======== Data for processing ========

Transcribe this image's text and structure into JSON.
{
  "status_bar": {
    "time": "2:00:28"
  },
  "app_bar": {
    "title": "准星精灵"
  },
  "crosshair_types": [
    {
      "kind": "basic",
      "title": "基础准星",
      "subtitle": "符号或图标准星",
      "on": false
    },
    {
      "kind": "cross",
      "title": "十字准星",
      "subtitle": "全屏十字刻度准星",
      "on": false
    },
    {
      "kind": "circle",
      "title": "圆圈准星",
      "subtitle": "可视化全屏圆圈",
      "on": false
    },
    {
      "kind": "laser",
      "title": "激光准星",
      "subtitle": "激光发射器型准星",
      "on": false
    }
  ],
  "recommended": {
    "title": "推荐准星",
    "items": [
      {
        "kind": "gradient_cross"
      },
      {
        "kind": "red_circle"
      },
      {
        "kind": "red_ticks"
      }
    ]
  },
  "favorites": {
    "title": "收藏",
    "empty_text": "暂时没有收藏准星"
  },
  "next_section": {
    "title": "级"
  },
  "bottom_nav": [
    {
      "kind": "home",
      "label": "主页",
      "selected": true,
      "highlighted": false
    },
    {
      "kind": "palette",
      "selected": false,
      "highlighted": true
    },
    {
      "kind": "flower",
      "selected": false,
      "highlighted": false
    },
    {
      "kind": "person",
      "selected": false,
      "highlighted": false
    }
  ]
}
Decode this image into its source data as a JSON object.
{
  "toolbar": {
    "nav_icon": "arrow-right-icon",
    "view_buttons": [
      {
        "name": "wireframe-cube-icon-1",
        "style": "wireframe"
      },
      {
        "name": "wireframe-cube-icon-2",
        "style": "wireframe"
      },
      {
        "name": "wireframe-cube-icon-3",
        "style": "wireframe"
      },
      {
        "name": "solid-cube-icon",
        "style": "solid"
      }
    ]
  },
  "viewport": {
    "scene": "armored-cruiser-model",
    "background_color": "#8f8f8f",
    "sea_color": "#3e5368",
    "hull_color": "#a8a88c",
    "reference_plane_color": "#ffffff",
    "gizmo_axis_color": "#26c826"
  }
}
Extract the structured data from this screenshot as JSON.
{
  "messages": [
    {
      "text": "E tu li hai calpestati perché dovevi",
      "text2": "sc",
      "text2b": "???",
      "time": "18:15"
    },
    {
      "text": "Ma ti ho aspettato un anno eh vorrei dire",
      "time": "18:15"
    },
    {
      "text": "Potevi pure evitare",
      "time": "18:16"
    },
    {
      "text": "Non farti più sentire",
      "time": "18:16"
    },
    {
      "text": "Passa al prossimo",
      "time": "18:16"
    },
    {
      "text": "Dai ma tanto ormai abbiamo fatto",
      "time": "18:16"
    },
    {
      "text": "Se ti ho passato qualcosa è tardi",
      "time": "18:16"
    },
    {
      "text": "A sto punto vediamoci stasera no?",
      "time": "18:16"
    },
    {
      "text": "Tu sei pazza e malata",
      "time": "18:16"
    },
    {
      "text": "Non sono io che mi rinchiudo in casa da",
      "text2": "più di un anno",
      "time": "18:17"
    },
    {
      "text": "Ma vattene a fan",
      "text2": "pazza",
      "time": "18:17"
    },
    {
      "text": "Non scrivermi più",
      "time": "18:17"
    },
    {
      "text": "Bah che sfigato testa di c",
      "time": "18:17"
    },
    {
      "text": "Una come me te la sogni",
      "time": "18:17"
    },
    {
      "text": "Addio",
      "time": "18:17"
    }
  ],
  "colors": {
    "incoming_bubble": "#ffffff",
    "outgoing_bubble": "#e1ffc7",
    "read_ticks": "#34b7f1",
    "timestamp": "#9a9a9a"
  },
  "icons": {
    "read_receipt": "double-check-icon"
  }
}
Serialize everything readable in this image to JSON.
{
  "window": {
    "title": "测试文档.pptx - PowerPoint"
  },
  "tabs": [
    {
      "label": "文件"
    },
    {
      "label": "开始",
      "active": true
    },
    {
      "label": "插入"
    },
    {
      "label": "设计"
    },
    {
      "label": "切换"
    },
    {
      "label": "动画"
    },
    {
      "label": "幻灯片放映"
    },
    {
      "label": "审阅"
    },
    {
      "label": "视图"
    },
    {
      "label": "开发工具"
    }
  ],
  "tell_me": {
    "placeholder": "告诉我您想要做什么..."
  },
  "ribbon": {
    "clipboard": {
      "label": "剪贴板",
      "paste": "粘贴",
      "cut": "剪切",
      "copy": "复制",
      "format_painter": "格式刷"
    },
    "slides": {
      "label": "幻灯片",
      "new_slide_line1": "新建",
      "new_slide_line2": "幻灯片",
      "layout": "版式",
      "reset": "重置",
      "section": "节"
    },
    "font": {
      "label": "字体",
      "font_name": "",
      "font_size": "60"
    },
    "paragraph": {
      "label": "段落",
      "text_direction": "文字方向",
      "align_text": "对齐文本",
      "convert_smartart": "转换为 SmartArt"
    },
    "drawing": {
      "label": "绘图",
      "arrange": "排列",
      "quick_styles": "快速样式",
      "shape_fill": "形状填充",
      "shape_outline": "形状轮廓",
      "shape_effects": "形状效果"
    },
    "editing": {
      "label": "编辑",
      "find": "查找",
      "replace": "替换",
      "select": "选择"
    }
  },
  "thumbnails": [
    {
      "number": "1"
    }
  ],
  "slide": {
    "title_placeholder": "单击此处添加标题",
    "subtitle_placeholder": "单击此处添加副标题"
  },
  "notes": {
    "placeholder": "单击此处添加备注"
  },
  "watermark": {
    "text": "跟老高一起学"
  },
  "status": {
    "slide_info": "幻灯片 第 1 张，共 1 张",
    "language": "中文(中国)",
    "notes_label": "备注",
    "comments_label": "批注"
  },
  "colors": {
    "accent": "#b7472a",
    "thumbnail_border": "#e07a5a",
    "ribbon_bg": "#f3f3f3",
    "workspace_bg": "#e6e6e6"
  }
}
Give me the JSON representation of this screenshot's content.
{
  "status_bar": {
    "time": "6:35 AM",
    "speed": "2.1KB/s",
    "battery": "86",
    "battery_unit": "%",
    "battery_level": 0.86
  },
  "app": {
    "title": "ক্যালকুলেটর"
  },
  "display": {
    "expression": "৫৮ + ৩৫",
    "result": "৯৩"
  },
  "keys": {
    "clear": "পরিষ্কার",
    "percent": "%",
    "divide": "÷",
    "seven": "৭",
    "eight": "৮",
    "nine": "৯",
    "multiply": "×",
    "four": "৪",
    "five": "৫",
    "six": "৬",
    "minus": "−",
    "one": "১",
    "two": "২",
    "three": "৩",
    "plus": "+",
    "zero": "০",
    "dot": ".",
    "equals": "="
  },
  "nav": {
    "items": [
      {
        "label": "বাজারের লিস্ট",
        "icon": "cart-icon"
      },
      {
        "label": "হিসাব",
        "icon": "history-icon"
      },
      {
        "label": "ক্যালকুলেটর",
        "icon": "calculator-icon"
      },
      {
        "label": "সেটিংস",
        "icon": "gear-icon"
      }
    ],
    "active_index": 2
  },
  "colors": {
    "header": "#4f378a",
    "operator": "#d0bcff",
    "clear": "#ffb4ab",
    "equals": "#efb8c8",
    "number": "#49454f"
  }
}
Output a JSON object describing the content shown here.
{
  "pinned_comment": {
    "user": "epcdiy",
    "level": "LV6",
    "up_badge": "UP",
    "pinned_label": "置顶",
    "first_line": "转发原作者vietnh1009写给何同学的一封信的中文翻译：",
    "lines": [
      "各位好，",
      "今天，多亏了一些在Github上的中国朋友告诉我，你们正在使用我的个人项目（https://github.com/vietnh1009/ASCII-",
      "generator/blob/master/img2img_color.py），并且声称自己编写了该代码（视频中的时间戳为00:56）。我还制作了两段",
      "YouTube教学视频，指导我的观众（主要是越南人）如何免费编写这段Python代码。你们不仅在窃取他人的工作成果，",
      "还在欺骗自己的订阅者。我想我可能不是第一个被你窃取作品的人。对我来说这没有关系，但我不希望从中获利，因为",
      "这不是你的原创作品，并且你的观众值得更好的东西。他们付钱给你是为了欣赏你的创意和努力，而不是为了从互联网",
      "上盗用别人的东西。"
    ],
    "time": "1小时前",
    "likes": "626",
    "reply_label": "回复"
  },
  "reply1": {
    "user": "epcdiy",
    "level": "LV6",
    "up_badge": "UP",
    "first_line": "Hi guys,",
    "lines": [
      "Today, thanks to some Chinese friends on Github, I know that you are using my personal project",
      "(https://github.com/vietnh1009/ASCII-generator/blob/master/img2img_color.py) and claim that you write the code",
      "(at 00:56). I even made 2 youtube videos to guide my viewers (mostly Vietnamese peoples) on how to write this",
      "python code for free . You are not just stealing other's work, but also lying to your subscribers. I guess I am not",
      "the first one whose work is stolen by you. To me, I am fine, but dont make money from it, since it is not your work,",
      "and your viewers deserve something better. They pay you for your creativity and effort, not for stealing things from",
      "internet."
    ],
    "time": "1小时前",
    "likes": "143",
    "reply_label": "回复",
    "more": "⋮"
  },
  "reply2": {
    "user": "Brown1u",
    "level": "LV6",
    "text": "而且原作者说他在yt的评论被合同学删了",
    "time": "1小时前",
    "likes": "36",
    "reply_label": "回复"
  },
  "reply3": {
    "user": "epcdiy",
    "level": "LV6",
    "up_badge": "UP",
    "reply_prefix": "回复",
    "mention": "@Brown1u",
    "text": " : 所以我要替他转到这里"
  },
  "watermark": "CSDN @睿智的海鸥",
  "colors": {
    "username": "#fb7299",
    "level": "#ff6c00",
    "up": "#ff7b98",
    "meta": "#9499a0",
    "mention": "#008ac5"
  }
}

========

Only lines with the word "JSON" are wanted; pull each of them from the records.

Transcribe this image's text and structure into JSON.
Decode this image into its source data as a JSON object.
Extract the structured data from this screenshot as JSON.
Serialize everything readable in this image to JSON.
Give me the JSON representation of this screenshot's content.
Output a JSON object describing the content shown here.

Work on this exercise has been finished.